“I want you to discuss what you think might be the opposite of 2 and you must explain why you think this.”
In your explanation try to use diagrams such as the place value table or a number line to back up your argument. I asked the class to present their reasoning on mini-whiteboards for me and other students to read.
The most common response at this point is to say negative two. We discuss how this could work on a number line.
Negative two is the opposite of positive two because it is the same magnitude of distance away from zero on the number line. This makes sense. Or does it?
If the reciprocal of a number is the same distance of that number from zero what is the reciprocal of zero? If zero represents ‘nothing’ or no place value how can it be positive? If zero cannot be positive, then how can the opposite of zero be negative?
I encourage students to think some more.
After a short time, we discuss how the number two can also be written as a fraction . The almost immediate response now is the opposite of two is one half because you can flip the fraction. This makes sense. I remind the class we thought we had it last time but got stuck on the opposite of zero.
If we take the reciprocal of a number to be the flipped fraction when the number is written over 1. Then the opposite of zero must be infinity. When you write zero as and you flip it to make the question now becomes how many zeros go into 1? Infinite zeros do. The reciprocal of zero is therefore infinity. More simply – the opposite of nothing (zero) is everything (infinity).
Now we understand the reciprocal of a number to be defined as one divided by that number we can look at more complex values such as finding the reciprocal of ordinary and top-heavy fractions, mixed numbers, decimals, powers and even algebraic expressions.
When teaching reciprocals of numbers and terms I know it would have been much easier for me, and possibly for the students too, to say the reciprocal of a number is 1 divided by that number. I could even have stated n × 1/ n = 1. Sometimes I will do this depending on the students I’m teaching. However, I have found though that when there is an opportunity to explore mathematics in this way students become engaged much quicker and are more likely to maintain their engagement for longer.
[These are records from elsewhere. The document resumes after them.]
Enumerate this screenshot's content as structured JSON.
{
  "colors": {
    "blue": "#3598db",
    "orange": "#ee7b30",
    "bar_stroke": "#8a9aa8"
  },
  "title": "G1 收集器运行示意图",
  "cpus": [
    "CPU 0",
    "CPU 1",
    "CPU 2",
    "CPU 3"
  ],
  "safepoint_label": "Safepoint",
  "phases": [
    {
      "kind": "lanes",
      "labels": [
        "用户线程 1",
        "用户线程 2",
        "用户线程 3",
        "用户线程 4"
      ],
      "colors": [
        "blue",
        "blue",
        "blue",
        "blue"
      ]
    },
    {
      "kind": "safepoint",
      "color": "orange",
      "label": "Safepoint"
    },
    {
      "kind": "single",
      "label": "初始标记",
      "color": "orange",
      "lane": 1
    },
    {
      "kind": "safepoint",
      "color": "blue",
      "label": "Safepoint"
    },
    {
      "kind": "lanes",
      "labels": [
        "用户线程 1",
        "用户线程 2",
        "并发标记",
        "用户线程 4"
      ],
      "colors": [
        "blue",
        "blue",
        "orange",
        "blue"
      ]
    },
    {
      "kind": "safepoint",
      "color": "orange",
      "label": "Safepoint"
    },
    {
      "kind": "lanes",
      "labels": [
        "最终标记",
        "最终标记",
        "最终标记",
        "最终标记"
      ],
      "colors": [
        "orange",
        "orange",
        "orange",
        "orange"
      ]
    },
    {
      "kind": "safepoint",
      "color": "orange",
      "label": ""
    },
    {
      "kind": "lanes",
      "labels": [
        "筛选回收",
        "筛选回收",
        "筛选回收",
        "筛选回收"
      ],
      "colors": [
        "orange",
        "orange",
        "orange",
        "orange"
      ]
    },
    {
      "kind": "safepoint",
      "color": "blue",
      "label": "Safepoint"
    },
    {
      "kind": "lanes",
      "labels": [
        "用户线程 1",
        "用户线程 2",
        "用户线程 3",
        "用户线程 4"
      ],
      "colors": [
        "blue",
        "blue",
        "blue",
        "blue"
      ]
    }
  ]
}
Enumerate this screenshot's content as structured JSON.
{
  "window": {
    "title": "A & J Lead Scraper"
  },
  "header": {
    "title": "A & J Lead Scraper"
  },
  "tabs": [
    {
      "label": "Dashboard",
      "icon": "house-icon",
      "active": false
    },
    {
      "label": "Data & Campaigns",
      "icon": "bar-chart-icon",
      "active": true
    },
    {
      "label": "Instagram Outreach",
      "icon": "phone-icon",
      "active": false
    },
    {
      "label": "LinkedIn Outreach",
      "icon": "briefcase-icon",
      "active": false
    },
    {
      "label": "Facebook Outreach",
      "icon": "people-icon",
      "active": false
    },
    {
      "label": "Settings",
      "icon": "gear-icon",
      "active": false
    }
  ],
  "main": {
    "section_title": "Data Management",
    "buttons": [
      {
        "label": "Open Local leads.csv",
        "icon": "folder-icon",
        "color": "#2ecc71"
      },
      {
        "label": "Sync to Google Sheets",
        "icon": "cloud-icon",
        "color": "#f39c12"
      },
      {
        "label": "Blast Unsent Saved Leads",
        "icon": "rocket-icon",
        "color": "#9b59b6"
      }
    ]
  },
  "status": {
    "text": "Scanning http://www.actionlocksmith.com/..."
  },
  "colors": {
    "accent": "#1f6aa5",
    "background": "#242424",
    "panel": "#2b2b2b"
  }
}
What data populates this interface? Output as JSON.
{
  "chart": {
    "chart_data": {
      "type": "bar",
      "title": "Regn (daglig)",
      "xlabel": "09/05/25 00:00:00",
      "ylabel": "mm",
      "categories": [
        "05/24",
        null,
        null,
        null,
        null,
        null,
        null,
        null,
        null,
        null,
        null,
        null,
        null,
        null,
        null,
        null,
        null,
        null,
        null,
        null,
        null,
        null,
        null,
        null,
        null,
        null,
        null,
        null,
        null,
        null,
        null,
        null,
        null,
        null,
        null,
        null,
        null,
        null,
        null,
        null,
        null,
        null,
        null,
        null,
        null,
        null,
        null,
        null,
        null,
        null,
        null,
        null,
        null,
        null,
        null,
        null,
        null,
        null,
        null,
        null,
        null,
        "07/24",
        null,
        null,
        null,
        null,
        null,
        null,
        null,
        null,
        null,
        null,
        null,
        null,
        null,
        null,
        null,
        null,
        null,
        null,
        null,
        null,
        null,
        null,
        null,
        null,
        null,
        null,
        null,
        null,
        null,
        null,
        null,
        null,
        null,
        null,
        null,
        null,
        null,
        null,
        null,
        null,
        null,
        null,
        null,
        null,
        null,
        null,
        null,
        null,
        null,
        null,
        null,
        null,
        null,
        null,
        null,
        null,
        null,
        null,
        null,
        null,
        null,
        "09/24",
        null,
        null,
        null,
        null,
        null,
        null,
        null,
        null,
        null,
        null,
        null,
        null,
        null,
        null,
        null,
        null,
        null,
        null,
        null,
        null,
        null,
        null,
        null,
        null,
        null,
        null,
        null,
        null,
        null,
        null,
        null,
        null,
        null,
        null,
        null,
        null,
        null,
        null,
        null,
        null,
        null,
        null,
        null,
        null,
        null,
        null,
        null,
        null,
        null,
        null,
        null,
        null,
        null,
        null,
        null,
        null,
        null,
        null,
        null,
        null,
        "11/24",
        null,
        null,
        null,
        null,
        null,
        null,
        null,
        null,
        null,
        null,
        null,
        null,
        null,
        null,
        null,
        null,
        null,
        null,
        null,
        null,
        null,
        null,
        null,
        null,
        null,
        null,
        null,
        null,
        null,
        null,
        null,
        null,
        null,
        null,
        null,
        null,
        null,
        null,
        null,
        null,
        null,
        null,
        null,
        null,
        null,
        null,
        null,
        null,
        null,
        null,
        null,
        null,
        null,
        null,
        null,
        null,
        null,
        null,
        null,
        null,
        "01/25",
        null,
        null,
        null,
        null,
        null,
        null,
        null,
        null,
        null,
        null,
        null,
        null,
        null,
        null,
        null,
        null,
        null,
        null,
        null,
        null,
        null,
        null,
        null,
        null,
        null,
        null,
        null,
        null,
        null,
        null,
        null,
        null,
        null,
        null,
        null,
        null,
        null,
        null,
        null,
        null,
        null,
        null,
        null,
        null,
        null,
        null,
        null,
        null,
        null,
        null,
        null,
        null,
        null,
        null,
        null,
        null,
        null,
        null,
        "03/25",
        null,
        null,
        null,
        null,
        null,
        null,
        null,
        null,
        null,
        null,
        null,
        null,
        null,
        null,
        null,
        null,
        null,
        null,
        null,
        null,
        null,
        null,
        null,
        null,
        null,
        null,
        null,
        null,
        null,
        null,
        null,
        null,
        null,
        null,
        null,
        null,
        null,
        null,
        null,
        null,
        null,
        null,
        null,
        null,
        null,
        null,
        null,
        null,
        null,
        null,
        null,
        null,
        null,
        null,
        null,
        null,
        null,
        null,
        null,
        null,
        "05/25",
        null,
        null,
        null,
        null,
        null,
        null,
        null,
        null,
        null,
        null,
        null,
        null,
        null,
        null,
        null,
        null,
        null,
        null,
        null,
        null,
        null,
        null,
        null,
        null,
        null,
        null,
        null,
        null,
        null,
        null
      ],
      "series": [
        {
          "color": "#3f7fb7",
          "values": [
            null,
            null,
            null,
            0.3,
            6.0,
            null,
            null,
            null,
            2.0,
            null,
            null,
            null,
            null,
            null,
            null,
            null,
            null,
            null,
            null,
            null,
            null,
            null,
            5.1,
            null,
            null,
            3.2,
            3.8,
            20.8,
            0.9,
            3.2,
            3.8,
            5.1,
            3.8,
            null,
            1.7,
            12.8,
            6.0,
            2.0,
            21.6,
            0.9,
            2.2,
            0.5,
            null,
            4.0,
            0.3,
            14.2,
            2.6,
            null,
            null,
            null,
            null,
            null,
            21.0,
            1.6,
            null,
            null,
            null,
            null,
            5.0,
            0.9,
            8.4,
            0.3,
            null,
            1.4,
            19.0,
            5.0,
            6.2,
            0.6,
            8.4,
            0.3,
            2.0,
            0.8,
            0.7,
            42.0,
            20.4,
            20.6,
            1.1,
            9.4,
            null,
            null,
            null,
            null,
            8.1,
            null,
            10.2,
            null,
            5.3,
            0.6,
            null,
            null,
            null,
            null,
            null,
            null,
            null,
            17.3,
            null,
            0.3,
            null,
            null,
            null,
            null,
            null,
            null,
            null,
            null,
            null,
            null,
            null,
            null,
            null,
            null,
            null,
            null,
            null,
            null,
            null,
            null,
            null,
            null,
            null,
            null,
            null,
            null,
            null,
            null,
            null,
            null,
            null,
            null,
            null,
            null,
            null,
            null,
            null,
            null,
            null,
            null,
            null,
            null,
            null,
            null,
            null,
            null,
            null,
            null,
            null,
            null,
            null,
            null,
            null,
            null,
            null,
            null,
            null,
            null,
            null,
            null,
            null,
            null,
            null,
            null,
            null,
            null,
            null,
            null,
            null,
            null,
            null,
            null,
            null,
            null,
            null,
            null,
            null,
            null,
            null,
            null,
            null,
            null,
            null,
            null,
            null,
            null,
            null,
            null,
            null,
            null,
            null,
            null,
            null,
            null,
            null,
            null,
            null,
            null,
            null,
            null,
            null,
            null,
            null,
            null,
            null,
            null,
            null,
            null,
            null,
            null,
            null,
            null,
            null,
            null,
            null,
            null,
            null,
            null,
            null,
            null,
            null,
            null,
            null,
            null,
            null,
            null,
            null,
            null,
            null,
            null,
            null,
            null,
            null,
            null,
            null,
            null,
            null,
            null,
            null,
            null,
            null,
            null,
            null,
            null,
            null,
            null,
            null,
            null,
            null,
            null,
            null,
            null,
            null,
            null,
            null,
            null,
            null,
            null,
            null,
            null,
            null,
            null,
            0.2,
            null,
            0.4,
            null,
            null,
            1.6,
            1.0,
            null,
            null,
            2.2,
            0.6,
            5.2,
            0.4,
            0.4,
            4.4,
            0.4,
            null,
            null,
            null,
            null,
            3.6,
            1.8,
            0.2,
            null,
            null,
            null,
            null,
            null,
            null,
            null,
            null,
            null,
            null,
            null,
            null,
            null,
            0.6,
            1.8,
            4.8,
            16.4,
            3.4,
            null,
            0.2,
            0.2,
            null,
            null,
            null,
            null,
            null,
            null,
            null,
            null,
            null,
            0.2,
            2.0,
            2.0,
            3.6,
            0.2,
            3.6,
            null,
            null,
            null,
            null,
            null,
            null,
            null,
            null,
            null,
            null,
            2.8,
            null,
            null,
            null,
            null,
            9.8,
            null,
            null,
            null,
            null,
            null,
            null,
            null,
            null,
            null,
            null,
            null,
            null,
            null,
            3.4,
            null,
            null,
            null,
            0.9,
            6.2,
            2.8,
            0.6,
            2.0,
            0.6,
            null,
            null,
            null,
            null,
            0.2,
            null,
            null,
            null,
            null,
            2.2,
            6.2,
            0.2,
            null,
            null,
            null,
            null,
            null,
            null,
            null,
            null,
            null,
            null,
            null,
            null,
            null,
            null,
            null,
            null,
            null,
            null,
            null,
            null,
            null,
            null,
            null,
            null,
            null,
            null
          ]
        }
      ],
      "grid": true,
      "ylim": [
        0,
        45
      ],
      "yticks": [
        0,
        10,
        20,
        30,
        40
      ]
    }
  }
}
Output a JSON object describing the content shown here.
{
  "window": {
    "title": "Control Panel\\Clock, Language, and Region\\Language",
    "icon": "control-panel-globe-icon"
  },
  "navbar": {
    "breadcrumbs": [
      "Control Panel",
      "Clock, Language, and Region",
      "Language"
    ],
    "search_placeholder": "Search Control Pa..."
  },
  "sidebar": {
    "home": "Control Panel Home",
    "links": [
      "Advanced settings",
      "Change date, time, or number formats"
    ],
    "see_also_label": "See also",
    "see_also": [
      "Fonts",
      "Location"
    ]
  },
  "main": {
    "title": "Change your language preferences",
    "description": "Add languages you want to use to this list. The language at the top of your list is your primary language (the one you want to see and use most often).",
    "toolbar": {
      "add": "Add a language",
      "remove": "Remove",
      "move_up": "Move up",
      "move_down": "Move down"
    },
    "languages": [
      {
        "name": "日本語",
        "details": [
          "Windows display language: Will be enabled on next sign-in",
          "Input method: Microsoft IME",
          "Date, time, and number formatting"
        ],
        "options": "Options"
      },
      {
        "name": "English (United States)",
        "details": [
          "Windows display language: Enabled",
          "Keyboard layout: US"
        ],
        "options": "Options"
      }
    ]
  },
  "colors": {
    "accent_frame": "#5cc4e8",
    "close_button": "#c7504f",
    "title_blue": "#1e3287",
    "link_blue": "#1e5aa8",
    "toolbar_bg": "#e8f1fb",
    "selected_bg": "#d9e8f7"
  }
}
Distance learning unit of work on Probability.
This unit covers grades 3 to 5 of the U.K. National Curriculum.
With schools around the United Kingdom closed to most students it is important every child has access to engaging maths lessons through distance learning.
There are three common ways to organise data that fall into multiple sets: two-way tables, frequency diagrams and Venn diagrams. Having blogged about frequency diagrams before I thought I would write about how to draw a Venn Diagram to calculate probabilities. Recapping Two-Way Tables This activity works well to review two-way tables from the previous […]